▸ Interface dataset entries

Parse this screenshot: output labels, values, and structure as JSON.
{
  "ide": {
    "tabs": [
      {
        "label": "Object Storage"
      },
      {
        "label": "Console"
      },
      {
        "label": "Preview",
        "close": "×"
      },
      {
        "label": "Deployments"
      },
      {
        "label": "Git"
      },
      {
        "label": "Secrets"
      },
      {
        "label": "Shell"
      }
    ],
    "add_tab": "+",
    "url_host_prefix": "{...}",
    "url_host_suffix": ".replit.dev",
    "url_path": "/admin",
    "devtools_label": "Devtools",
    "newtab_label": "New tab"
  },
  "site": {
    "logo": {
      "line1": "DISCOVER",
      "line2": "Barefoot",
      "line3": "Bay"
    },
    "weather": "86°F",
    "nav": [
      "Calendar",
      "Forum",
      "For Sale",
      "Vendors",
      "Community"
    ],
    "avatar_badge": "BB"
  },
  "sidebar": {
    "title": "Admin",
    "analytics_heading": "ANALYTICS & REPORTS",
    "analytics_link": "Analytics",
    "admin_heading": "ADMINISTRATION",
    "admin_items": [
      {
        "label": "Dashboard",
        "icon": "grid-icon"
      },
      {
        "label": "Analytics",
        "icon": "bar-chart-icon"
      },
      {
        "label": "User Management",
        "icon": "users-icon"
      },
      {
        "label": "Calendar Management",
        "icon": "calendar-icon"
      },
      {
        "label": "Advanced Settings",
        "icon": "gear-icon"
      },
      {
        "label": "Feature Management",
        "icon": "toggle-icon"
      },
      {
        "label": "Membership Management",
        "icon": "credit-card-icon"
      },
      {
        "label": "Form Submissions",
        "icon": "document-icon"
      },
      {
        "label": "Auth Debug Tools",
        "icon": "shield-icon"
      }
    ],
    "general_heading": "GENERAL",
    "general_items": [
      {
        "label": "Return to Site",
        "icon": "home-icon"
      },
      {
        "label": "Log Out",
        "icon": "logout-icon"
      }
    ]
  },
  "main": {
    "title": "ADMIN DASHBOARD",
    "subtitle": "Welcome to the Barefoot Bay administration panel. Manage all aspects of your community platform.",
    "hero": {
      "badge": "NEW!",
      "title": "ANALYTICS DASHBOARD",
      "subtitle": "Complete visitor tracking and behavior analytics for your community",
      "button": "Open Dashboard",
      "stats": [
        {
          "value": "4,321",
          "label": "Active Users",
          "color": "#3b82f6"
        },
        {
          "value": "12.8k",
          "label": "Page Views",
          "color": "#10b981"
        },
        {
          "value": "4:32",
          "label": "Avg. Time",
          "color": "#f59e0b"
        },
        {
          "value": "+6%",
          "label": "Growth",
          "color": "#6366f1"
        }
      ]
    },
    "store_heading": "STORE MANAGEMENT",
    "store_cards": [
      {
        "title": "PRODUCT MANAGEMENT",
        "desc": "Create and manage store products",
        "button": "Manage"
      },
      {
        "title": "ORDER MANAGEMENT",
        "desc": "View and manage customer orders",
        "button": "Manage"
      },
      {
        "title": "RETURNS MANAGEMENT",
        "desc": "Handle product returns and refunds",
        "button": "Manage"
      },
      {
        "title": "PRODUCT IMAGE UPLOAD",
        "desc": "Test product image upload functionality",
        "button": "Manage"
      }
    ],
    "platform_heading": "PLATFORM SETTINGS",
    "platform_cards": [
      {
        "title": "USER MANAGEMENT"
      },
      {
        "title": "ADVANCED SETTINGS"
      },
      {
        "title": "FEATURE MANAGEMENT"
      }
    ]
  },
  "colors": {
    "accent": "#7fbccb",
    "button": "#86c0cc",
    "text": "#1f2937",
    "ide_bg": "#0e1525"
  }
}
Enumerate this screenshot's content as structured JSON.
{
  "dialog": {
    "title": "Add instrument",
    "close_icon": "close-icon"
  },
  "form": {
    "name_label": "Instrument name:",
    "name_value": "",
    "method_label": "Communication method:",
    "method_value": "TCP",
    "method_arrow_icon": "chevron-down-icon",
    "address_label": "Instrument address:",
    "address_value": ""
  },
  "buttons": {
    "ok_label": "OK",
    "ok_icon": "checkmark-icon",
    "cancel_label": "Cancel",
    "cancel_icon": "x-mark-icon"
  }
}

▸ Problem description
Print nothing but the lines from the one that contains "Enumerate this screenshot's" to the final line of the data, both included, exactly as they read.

▸ Result of this exercise
Enumerate this screenshot's content as structured JSON.
{
  "dialog": {
    "title": "Add instrument",
    "close_icon": "close-icon"
  },
  "form": {
    "name_label": "Instrument name:",
    "name_value": "",
    "method_label": "Communication method:",
    "method_value": "TCP",
    "method_arrow_icon": "chevron-down-icon",
    "address_label": "Instrument address:",
    "address_value": ""
  },
  "buttons": {
    "ok_label": "OK",
    "ok_icon": "checkmark-icon",
    "cancel_label": "Cancel",
    "cancel_icon": "x-mark-icon"
  }
}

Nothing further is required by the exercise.